— Task objective —
Every line that holds the word "Incident" needs to be copied from the data below.

— Information shown —
== Segment start ==
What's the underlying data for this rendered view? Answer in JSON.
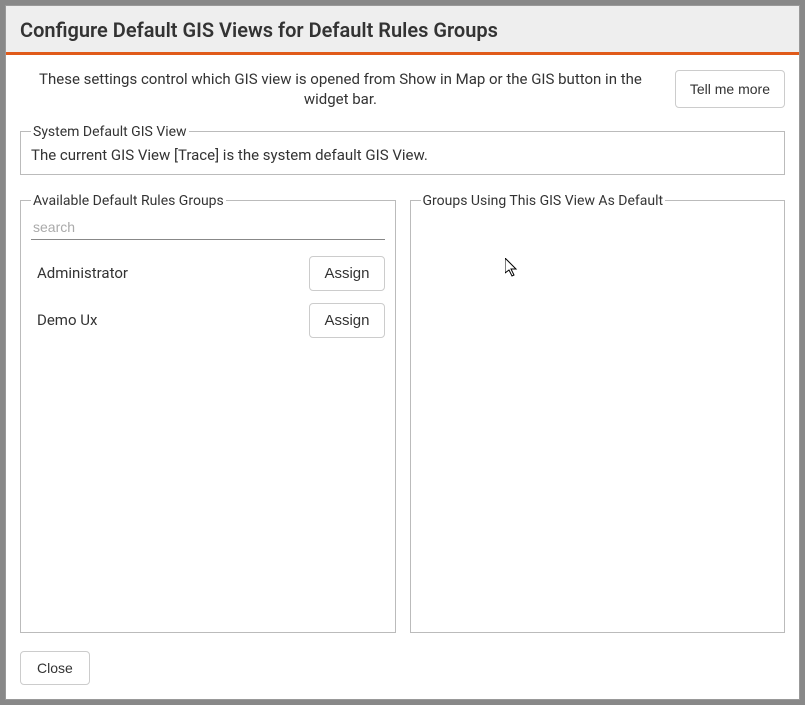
{
  "dialog": {
    "title": "Configure Default GIS Views for Default Rules Groups",
    "description": "These settings control which GIS view is opened from Show in Map or the GIS button in the widget bar.",
    "tell_me_more_label": "Tell me more",
    "close_label": "Close"
  },
  "system_default": {
    "legend": "System Default GIS View",
    "text": "The current GIS View [Trace] is the system default GIS View."
  },
  "available": {
    "legend": "Available Default Rules Groups",
    "search_placeholder": "search",
    "assign_label": "Assign",
    "groups": [
      {
        "name": "Administrator"
      },
      {
        "name": "Demo Ux"
      }
    ]
  },
  "assigned": {
    "legend": "Groups Using This GIS View As Default"
  }
}
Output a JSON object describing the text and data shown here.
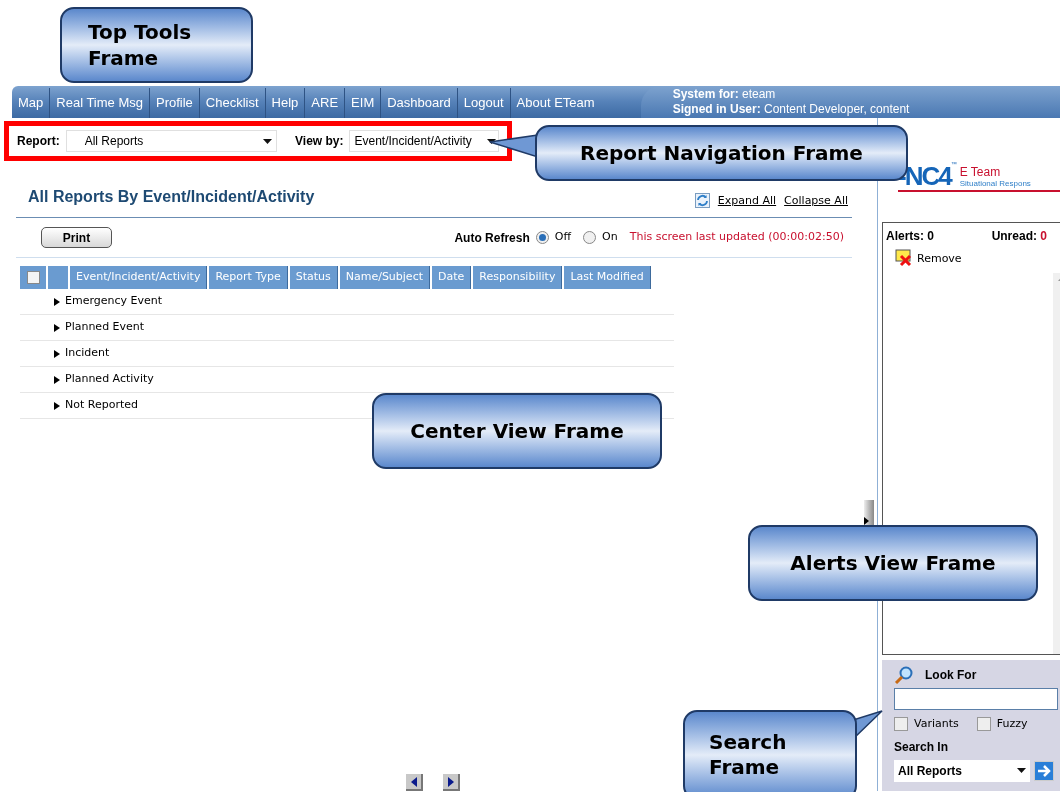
{
  "nav": {
    "items": [
      "Map",
      "Real Time Msg",
      "Profile",
      "Checklist",
      "Help",
      "ARE",
      "EIM",
      "Dashboard",
      "Logout",
      "About ETeam"
    ],
    "system_label": "System for:",
    "system_value": "eteam",
    "user_label": "Signed in User:",
    "user_value": "Content Developer, content"
  },
  "report_nav": {
    "report_label": "Report:",
    "report_value": "All Reports",
    "viewby_label": "View by:",
    "viewby_value": "Event/Incident/Activity"
  },
  "logo": {
    "mark": "-NC4",
    "tm": "™",
    "name": "E Team",
    "tagline": "Situational Respons"
  },
  "center": {
    "title": "All Reports By Event/Incident/Activity",
    "expand": "Expand All",
    "collapse": "Collapse All",
    "print": "Print",
    "auto_refresh": "Auto Refresh",
    "refresh_options": [
      {
        "label": "Off",
        "selected": true
      },
      {
        "label": "On",
        "selected": false
      }
    ],
    "last_updated": "This screen last updated (00:00:02:50)",
    "select_all_checked": false,
    "columns": [
      "Event/Incident/Activity",
      "Report Type",
      "Status",
      "Name/Subject",
      "Date",
      "Responsibility",
      "Last Modified"
    ],
    "groups": [
      {
        "label": "Emergency Event",
        "expanded": false
      },
      {
        "label": "Planned Event",
        "expanded": false
      },
      {
        "label": "Incident",
        "expanded": false
      },
      {
        "label": "Planned Activity",
        "expanded": false
      },
      {
        "label": "Not Reported",
        "expanded": false
      }
    ]
  },
  "alerts": {
    "alerts_label": "Alerts:",
    "alerts_count": "0",
    "unread_label": "Unread:",
    "unread_count": "0",
    "remove": "Remove"
  },
  "search": {
    "title": "Look For",
    "options": [
      {
        "label": "Variants",
        "checked": false
      },
      {
        "label": "Fuzzy",
        "checked": false
      }
    ],
    "search_in_label": "Search In",
    "search_in_value": "All Reports"
  },
  "annotations": [
    "Top Tools Frame",
    "Report Navigation Frame",
    "Center View Frame",
    "Alerts View Frame",
    "Search Frame"
  ]
}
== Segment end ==
— Output below —
    "viewby_value": "Event/Incident/Activity"
    "title": "All Reports By Event/Incident/Activity",
      "Event/Incident/Activity",
        "label": "Incident",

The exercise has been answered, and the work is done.